> ACTIVITY
Reproduce all of the records word for word, omitting the pictures.

> SOURCE DATA
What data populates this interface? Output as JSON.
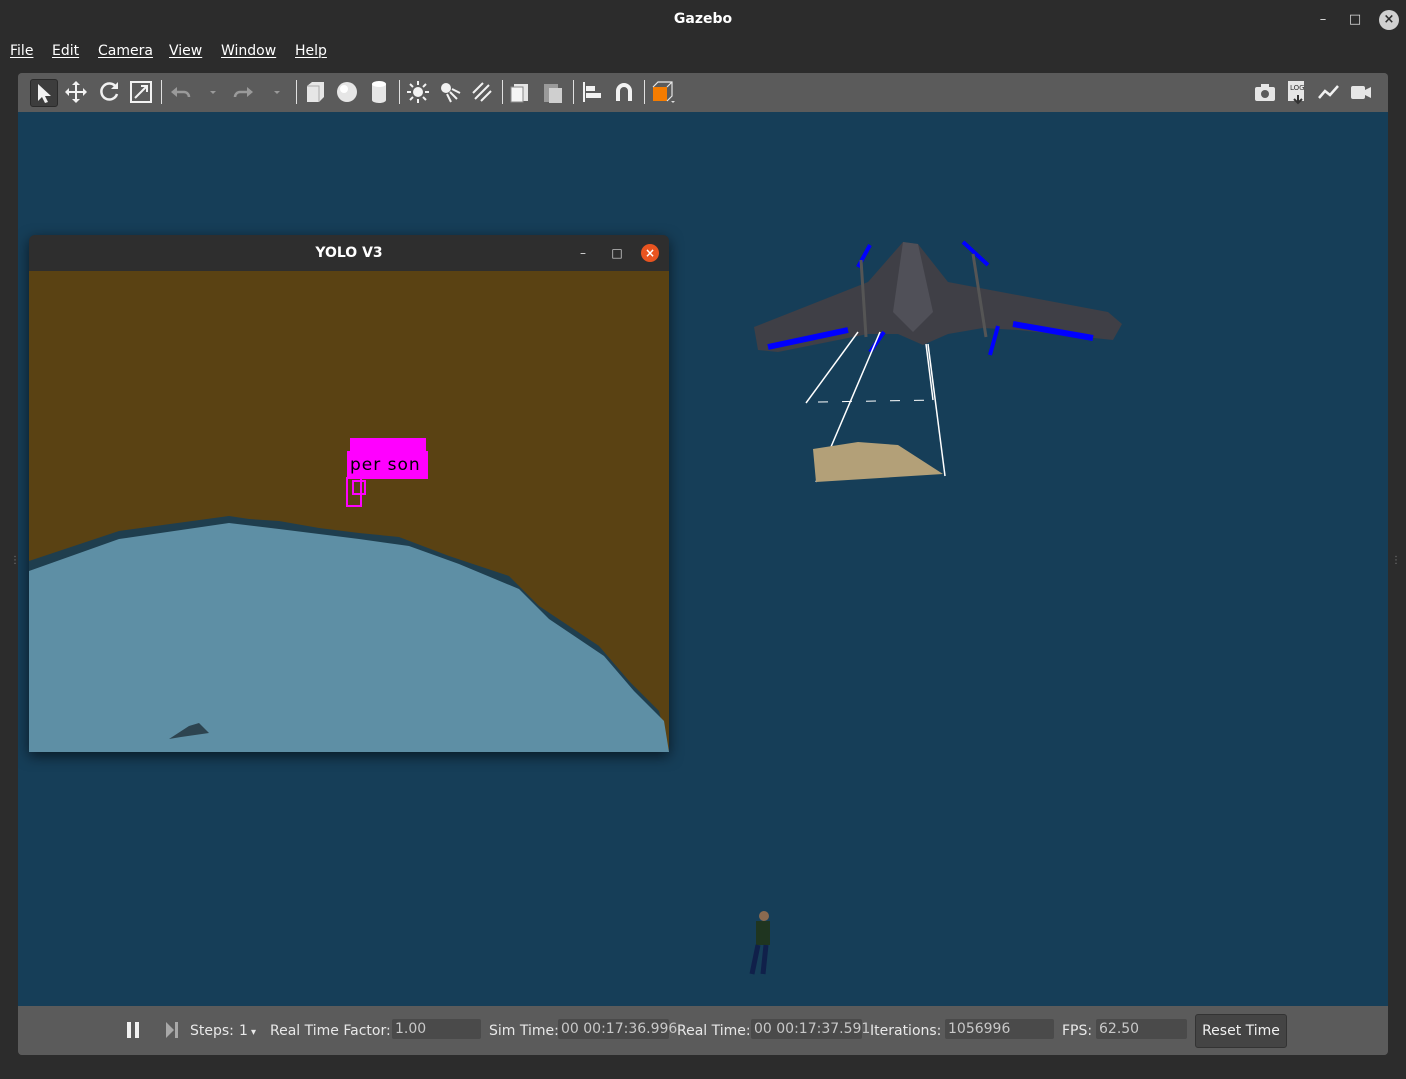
{
  "window": {
    "title": "Gazebo"
  },
  "menu": [
    "File",
    "Edit",
    "Camera",
    "View",
    "Window",
    "Help"
  ],
  "toolbar": {
    "left_icons": [
      "select-arrow-icon",
      "translate-icon",
      "rotate-icon",
      "scale-icon",
      "undo-icon",
      "undo-dropdown-icon",
      "redo-icon",
      "redo-dropdown-icon",
      "box-shape-icon",
      "sphere-shape-icon",
      "cylinder-shape-icon",
      "point-light-icon",
      "spot-light-icon",
      "directional-light-icon",
      "copy-icon",
      "paste-icon",
      "align-icon",
      "snap-magnet-icon",
      "view-angle-icon"
    ],
    "right_icons": [
      "screenshot-camera-icon",
      "log-icon",
      "plot-icon",
      "video-record-icon"
    ]
  },
  "yolo_window": {
    "title": "YOLO V3",
    "detection_label": "per son"
  },
  "statusbar": {
    "steps_label": "Steps:",
    "steps_value": "1",
    "rtf_label": "Real Time Factor:",
    "rtf_value": "1.00",
    "sim_time_label": "Sim Time:",
    "sim_time_value": "00 00:17:36.996",
    "real_time_label": "Real Time:",
    "real_time_value": "00 00:17:37.591",
    "iterations_label": "Iterations:",
    "iterations_value": "1056996",
    "fps_label": "FPS:",
    "fps_value": "62.50",
    "reset_label": "Reset Time"
  },
  "colors": {
    "viewport_bg": "#163e58",
    "yolo_ground": "#5a4213",
    "detection": "#ff00ff",
    "accent_orange": "#e95420",
    "propeller_blue": "#0000ff"
  }
}
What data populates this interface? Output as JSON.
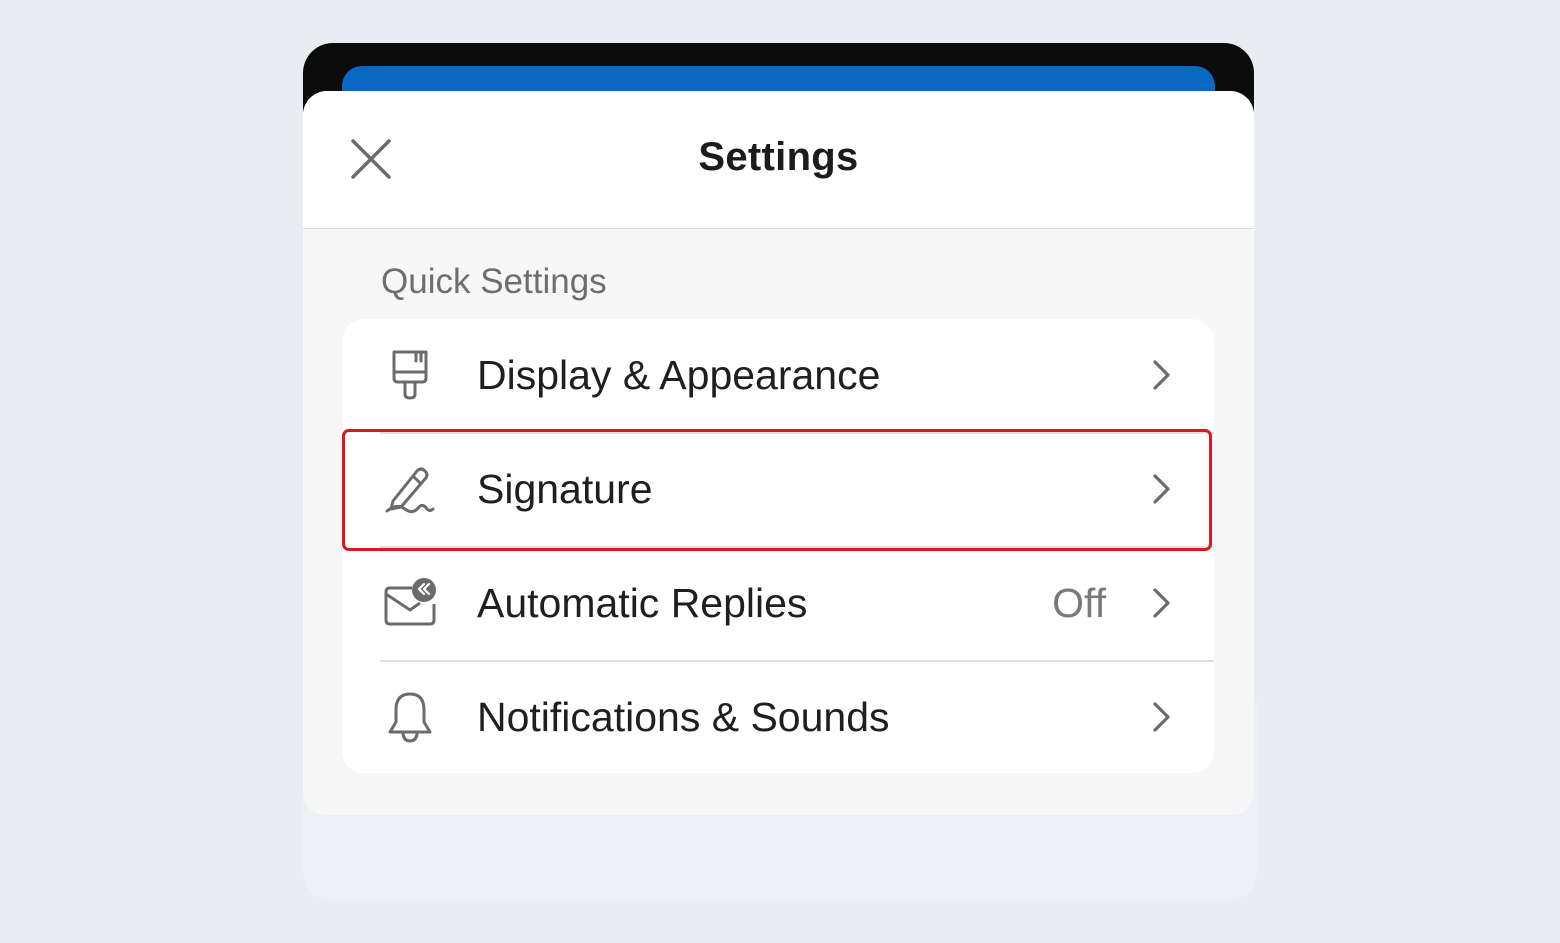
{
  "header": {
    "title": "Settings",
    "close_icon": "close-icon"
  },
  "section": {
    "label": "Quick Settings"
  },
  "items": [
    {
      "label": "Display & Appearance",
      "value": "",
      "icon": "paintbrush-icon"
    },
    {
      "label": "Signature",
      "value": "",
      "icon": "signature-pen-icon"
    },
    {
      "label": "Automatic Replies",
      "value": "Off",
      "icon": "mail-reply-icon"
    },
    {
      "label": "Notifications & Sounds",
      "value": "",
      "icon": "bell-icon"
    }
  ],
  "colors": {
    "accent_blue": "#0868c4",
    "highlight_red": "#e0161c",
    "background": "#e9edf3"
  }
}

> ANSWER BELOW
What data populates this interface? Output as JSON.
{
  "window": {
    "title": "Gazebo"
  },
  "menu": [
    "File",
    "Edit",
    "Camera",
    "View",
    "Window",
    "Help"
  ],
  "toolbar": {
    "left_icons": [
      "select-arrow-icon",
      "translate-icon",
      "rotate-icon",
      "scale-icon",
      "undo-icon",
      "undo-dropdown-icon",
      "redo-icon",
      "redo-dropdown-icon",
      "box-shape-icon",
      "sphere-shape-icon",
      "cylinder-shape-icon",
      "point-light-icon",
      "spot-light-icon",
      "directional-light-icon",
      "copy-icon",
      "paste-icon",
      "align-icon",
      "snap-magnet-icon",
      "view-angle-icon"
    ],
    "right_icons": [
      "screenshot-camera-icon",
      "log-icon",
      "plot-icon",
      "video-record-icon"
    ]
  },
  "yolo_window": {
    "title": "YOLO V3",
    "detection_label": "per son"
  },
  "statusbar": {
    "steps_label": "Steps:",
    "steps_value": "1",
    "rtf_label": "Real Time Factor:",
    "rtf_value": "1.00",
    "sim_time_label": "Sim Time:",
    "sim_time_value": "00 00:17:36.996",
    "real_time_label": "Real Time:",
    "real_time_value": "00 00:17:37.591",
    "iterations_label": "Iterations:",
    "iterations_value": "1056996",
    "fps_label": "FPS:",
    "fps_value": "62.50",
    "reset_label": "Reset Time"
  },
  "colors": {
    "viewport_bg": "#163e58",
    "yolo_ground": "#5a4213",
    "detection": "#ff00ff",
    "accent_orange": "#e95420",
    "propeller_blue": "#0000ff"
  }
}
What data populates this interface? Output as JSON.
{
  "header": {
    "title": "Settings",
    "close_icon": "close-icon"
  },
  "section": {
    "label": "Quick Settings"
  },
  "items": [
    {
      "label": "Display & Appearance",
      "value": "",
      "icon": "paintbrush-icon"
    },
    {
      "label": "Signature",
      "value": "",
      "icon": "signature-pen-icon"
    },
    {
      "label": "Automatic Replies",
      "value": "Off",
      "icon": "mail-reply-icon"
    },
    {
      "label": "Notifications & Sounds",
      "value": "",
      "icon": "bell-icon"
    }
  ],
  "colors": {
    "accent_blue": "#0868c4",
    "highlight_red": "#e0161c",
    "background": "#e9edf3"
  }
}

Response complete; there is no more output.